THE TASK: Report each line below that carries the word "Enter".

(Data records for software interfaces)
++++++
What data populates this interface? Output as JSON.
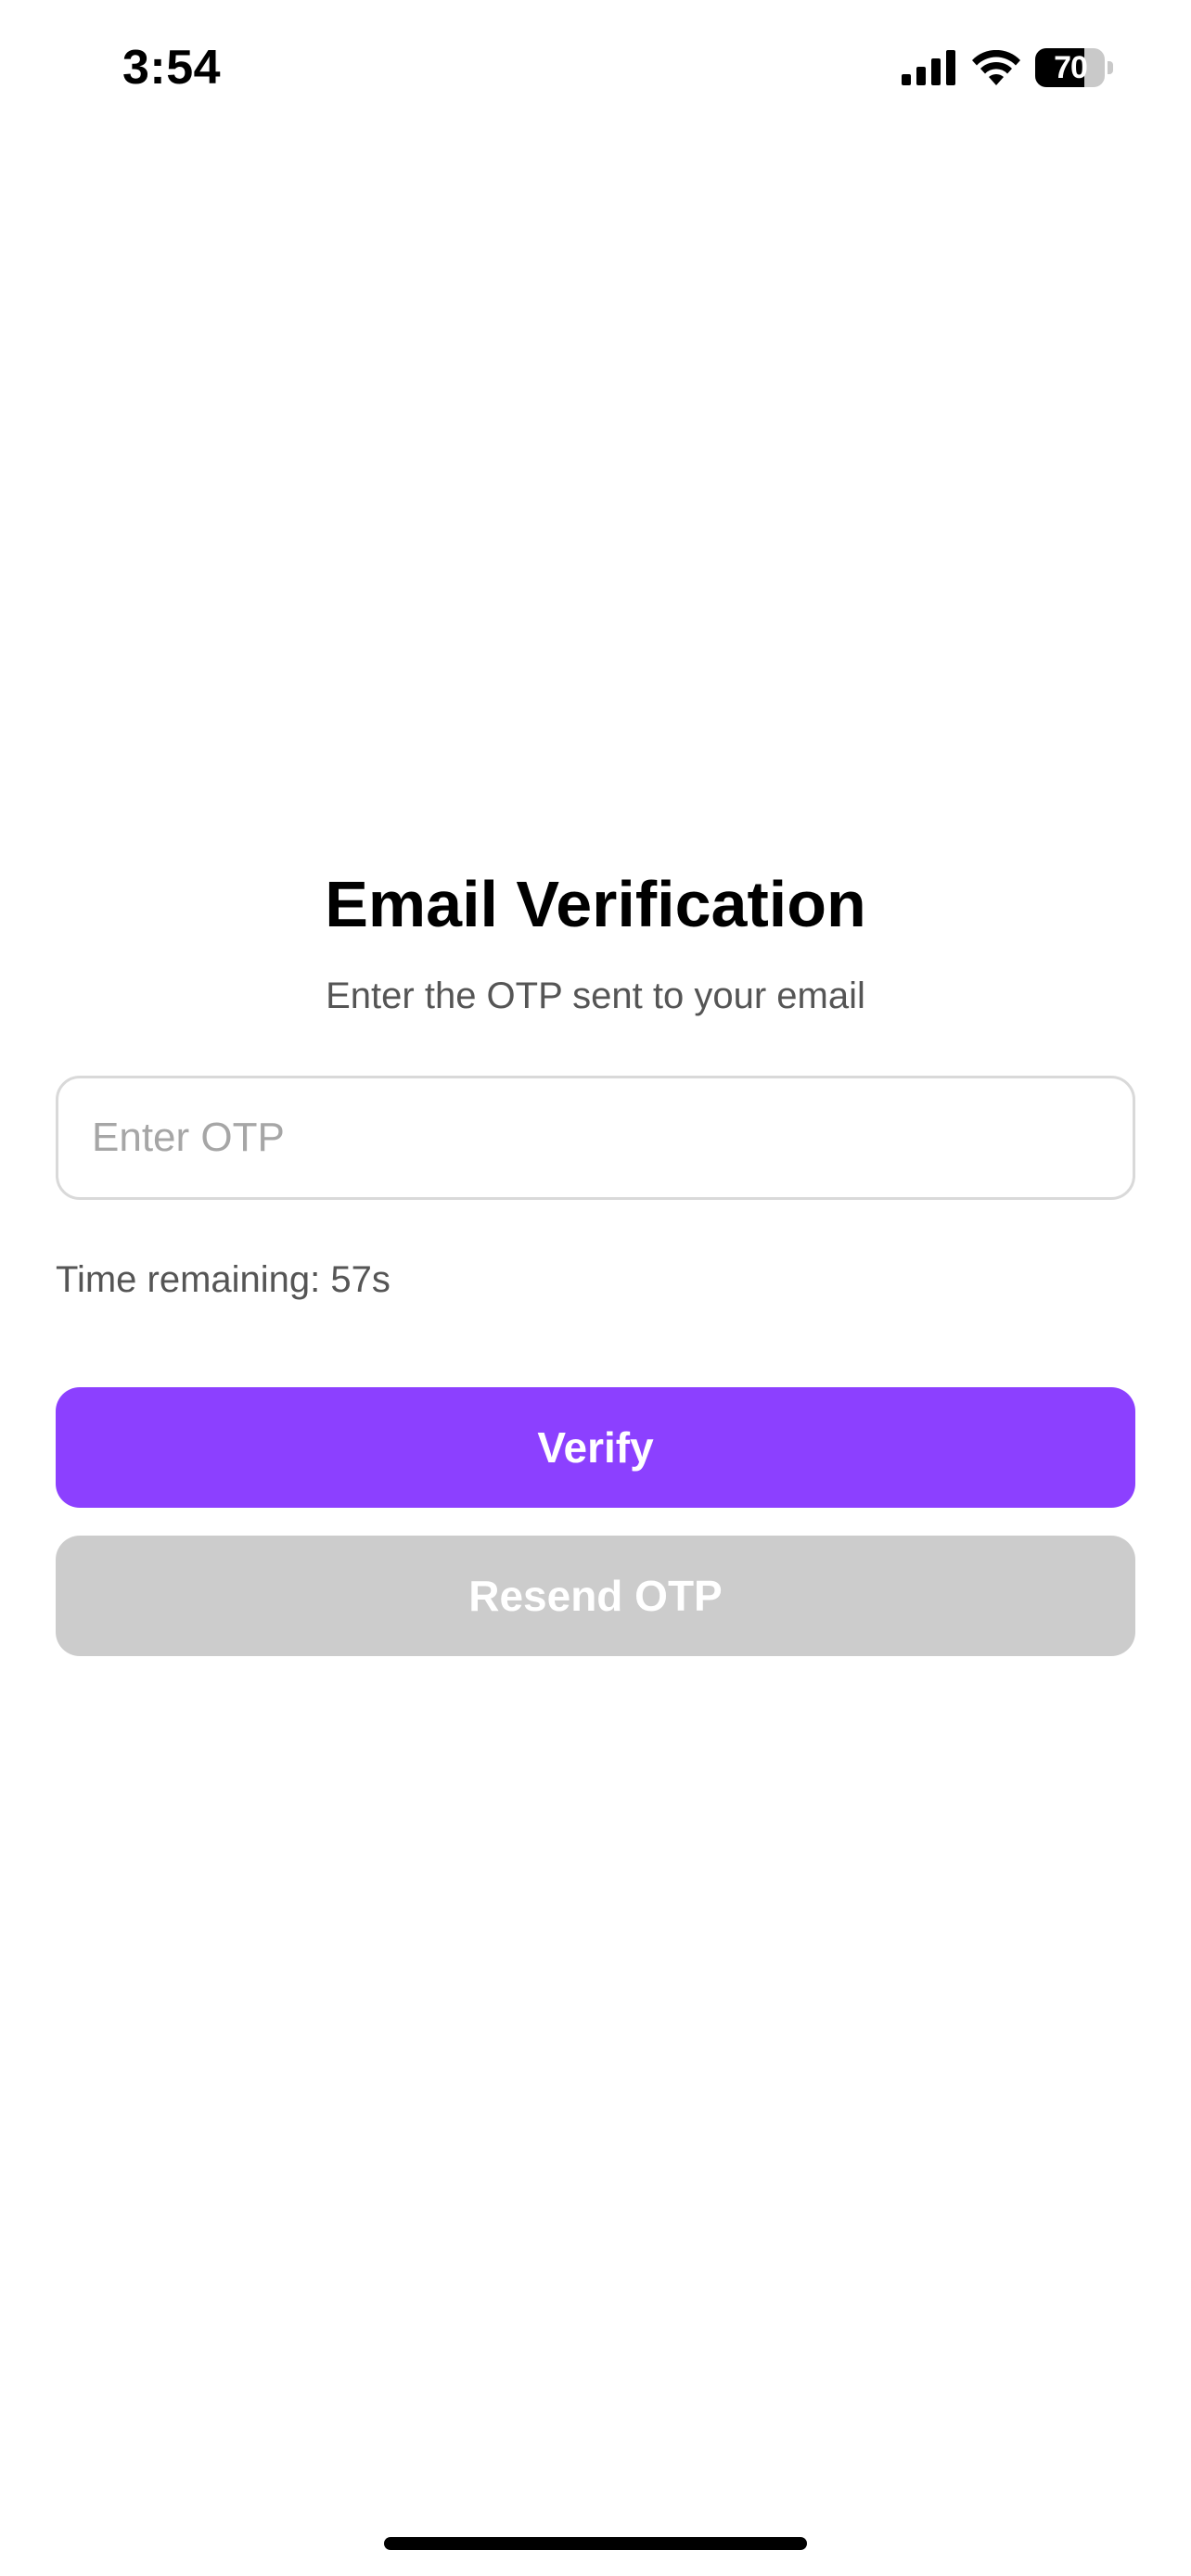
{
  "status_bar": {
    "time": "3:54",
    "battery_level": "70",
    "icons": [
      "cellular-signal-icon",
      "wifi-icon",
      "battery-icon"
    ]
  },
  "screen": {
    "title": "Email Verification",
    "subtitle": "Enter the OTP sent to your email",
    "otp_input": {
      "placeholder": "Enter OTP",
      "value": ""
    },
    "timer_text": "Time remaining: 57s",
    "verify_button_label": "Verify",
    "resend_button_label": "Resend OTP"
  },
  "colors": {
    "accent": "#8C40FF",
    "disabled_button": "#CCCCCC",
    "secondary_text": "#555555",
    "input_border": "#D9D9D9"
  }
}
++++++
ANSWER BELOW:
    "subtitle": "Enter the OTP sent to your email",
      "placeholder": "Enter OTP",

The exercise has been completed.